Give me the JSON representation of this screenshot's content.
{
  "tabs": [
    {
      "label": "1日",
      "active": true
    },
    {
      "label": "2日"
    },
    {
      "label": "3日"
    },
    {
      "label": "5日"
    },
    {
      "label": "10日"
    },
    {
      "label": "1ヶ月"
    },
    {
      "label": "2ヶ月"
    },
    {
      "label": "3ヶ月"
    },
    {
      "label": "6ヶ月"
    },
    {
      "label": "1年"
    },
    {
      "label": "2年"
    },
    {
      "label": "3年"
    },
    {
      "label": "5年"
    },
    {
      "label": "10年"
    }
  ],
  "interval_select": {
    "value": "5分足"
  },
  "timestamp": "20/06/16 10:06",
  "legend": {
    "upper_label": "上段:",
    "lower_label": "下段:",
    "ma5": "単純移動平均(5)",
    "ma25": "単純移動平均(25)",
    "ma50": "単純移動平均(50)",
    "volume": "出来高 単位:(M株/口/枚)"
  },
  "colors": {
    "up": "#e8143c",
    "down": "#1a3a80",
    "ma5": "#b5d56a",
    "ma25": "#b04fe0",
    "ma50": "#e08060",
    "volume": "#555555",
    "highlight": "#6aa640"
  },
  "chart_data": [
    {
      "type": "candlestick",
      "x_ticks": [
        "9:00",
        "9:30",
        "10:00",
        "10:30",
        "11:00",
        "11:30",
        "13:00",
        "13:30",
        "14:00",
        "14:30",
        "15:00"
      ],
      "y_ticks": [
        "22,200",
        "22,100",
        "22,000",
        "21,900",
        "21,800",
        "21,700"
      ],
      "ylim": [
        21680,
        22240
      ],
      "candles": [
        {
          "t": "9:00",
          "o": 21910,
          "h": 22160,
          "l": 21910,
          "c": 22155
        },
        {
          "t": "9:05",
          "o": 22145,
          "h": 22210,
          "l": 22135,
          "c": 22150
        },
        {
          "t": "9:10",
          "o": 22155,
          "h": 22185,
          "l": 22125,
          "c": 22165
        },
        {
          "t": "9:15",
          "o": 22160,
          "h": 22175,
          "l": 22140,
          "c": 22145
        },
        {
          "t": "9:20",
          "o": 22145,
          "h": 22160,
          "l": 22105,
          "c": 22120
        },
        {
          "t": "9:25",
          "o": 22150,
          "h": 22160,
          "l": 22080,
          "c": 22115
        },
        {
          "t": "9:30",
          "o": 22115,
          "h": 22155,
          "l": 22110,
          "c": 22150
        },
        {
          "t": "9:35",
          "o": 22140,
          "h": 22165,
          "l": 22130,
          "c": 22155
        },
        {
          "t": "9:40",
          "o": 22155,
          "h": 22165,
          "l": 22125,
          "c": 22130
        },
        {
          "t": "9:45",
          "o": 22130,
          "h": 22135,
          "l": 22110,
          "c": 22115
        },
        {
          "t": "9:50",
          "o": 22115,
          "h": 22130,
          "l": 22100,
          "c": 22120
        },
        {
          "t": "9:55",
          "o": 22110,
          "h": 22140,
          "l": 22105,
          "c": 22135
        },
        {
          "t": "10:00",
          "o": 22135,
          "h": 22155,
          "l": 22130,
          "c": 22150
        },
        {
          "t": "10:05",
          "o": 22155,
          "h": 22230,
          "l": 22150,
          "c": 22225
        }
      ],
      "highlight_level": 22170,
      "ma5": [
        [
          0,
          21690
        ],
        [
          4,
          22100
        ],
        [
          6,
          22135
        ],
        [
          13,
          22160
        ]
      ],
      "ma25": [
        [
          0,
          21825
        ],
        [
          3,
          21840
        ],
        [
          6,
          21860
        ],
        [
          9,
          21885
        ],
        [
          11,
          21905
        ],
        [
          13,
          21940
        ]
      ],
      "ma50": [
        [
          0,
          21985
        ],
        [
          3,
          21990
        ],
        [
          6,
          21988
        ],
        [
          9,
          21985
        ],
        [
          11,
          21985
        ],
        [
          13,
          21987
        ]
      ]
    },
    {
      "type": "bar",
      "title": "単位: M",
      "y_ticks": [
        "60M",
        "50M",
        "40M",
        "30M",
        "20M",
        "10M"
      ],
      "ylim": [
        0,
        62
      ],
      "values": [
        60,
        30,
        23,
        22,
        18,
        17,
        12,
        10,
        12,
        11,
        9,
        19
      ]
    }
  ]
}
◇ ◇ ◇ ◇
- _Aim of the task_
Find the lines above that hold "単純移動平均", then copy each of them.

- _Response to this exercise_
    "ma5": "単純移動平均(5)",
    "ma25": "単純移動平均(25)",
    "ma50": "単純移動平均(50)",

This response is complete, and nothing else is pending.